Beyond macronutrients, foods are further comprised of micronutrients: vitamins and minerals in smaller doses, such as vitamin C and calcium, that help carry out more specific bodily functions. This further emphasizes the importance of consuming calories from nutrient-dense foods. "In North America, we are way overfed but also undernourished," Foy says. "People take in a lot of calories, but the calories they're taking in are empty … your body, on a very basic level, needs [these] raw materials to make its cells."
Without those materials, Foy explains, the body sends cravings for more food, "even though you've already taken in enough calories." Foy credits processed food and grains, artificial sweeteners and high-sugar foods as common empty-calorie offenders. Eating without balance and nutrient density can also tax the immune system and increase inflammation.
It can get tricky...
So, eating the right amount of calories can lead to weight loss, but this approach also needs to be paired with the right quality foods to be healthy and sustainable. It seems relatively simple, but it's definitely not always easy in practice.
One of the biggest issues people face is knowing the true nutritional value of every food and drink they put in their mouth. Not only are labels and restaurant menus hard to decipher, but it's also a challenge to be honest with ourselves. Says Byron, "Even if we're consistently doing food journals, estimating portion sizes involves judging ourselves, and people hate doing that ... Try to tell me what you ate on a given day and it'll be a mix of guesswork and you protecting your ego."
This brutal honesty factor, combined with all that math and label-checking, may be why some are turning away from calories and macros altogether. Tara Miller is a nutritionist who advises intuitive eating, which advocates listening to your body. "I think counting calories, following point systems and obsessing about 'right' or 'wrong' food choices confuses our innate ability to feed ourselves," she says. "It all interferes with our ability to look inward and trust that our body will tell us how much or little we need."
Miller also appreciates how intuitive eating is a long-term solution, unlike dieting, and that the practice is the opposite of restriction. "Restrictive eating ultimately leads to binge eating, obsessing about food, guilt and shame... if health is the goal, I'd rather guide people toward supportive activities — movement, eating fresh foods, sleeping, lowering stress — for how they make the individual feel, rather than use weight as a measure of success."
The ground rules
Whether you're trying to gain, maintain or lose weight, and whether you count calories or not, there are a few weight loss principles that experts tend to agree on. For Byron, consistency is key. "It's underrated — highly underrated," he says. "You know why? Because it doesn't sell. You know what sells? Miracle fat loss cures."
For Foy, it's all about choosing higher-quality food: "[Food] that's in its original state, like quinoa versus quinoa pasta." This also tends to mean there's less chemicals and additives included in the food, especially if it's certified organic or locally grown.

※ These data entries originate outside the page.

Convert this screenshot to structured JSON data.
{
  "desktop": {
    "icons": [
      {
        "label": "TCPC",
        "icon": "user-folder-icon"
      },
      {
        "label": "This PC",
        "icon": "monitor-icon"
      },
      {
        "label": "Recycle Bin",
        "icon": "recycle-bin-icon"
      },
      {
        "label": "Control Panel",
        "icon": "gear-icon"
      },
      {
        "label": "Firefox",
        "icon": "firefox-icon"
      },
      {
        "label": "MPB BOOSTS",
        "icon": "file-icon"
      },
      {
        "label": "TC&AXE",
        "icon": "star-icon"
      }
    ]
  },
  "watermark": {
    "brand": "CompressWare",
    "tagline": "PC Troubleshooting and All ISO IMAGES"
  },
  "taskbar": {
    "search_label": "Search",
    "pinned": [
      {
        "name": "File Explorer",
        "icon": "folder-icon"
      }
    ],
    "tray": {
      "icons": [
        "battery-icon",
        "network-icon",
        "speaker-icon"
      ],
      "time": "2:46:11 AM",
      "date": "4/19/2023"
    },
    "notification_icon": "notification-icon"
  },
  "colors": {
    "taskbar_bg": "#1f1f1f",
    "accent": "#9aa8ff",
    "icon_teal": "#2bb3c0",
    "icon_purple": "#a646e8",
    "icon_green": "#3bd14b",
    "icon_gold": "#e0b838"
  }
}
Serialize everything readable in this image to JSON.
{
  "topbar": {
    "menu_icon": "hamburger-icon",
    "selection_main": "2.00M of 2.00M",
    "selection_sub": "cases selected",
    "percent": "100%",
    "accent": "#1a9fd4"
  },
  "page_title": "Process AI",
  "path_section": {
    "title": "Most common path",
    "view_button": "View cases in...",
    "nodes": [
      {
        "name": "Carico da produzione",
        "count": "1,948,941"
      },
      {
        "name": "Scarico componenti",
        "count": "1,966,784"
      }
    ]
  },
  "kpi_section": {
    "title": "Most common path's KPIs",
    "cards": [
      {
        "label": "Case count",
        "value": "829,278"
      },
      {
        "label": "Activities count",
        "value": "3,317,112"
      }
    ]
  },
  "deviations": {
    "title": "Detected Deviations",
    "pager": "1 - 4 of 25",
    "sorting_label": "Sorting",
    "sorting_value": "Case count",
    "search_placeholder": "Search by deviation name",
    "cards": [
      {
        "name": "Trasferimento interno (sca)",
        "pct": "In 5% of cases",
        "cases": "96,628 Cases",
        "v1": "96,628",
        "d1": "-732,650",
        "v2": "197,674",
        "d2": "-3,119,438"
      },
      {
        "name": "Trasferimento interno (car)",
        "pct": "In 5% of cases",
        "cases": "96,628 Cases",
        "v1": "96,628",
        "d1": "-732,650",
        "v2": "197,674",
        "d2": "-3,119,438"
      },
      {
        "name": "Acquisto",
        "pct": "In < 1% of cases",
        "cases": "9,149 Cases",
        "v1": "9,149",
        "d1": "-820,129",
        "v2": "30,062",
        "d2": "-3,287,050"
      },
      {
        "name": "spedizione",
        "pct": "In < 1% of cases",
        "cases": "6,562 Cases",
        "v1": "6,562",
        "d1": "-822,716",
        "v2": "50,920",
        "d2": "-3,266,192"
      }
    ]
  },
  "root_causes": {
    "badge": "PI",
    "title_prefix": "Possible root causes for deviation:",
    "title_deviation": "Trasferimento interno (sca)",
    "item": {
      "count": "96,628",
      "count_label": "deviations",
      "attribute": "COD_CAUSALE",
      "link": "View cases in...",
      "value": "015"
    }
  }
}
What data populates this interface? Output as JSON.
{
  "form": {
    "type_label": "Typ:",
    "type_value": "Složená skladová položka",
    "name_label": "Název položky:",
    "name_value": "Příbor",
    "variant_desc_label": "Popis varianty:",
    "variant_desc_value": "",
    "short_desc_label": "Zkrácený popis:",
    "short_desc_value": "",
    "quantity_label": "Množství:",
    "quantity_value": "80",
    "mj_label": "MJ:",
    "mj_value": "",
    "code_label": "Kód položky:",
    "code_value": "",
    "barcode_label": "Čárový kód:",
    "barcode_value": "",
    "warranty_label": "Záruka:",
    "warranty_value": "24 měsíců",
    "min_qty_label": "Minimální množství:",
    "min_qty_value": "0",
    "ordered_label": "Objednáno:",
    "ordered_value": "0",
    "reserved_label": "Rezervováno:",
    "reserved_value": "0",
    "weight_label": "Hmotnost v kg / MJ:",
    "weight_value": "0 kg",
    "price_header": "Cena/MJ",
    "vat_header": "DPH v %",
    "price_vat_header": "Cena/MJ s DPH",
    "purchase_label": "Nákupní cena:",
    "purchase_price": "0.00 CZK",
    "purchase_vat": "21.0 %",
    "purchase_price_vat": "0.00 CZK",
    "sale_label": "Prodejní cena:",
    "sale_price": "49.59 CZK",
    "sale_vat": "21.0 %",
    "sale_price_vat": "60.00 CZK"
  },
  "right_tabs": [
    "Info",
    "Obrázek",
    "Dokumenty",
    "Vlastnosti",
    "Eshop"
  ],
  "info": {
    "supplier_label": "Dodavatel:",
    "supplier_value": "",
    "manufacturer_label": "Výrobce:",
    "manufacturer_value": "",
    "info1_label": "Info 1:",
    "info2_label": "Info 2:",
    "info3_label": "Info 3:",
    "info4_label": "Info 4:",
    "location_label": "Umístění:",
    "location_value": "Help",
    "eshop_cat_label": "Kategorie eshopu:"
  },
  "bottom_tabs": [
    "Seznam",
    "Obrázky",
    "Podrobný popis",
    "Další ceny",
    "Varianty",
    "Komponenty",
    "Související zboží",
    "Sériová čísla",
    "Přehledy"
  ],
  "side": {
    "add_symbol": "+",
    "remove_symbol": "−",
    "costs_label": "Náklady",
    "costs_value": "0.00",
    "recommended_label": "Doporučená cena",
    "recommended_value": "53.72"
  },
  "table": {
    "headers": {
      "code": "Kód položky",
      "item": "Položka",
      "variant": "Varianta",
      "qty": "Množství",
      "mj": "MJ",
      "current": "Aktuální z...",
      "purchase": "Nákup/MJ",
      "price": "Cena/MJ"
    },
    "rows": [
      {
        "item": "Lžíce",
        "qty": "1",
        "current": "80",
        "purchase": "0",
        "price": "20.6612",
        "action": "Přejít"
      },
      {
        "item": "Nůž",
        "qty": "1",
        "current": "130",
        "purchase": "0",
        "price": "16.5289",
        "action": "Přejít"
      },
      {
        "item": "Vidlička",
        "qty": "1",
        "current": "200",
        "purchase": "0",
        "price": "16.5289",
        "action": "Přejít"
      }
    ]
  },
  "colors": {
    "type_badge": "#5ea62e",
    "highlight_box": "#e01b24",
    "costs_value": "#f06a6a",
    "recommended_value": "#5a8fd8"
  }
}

Dishes don't have to be complicated either, says Foy. "You don't have to be a good chef. You just have to be able to put things together simply."
Most importantly, experts agree it's crucial that we take the time to be aware of what, and how much, we're putting in our mouths. "Be conscious of how you're feeling when you're eating, because it's very easy to overeat," says Foy, which is a statement that holds true whether we're counting calories or not. She recommends "eating slowly, paying attention to what you're doing and being mindful" to understand how it affects the body and better our relationship with food in the long term.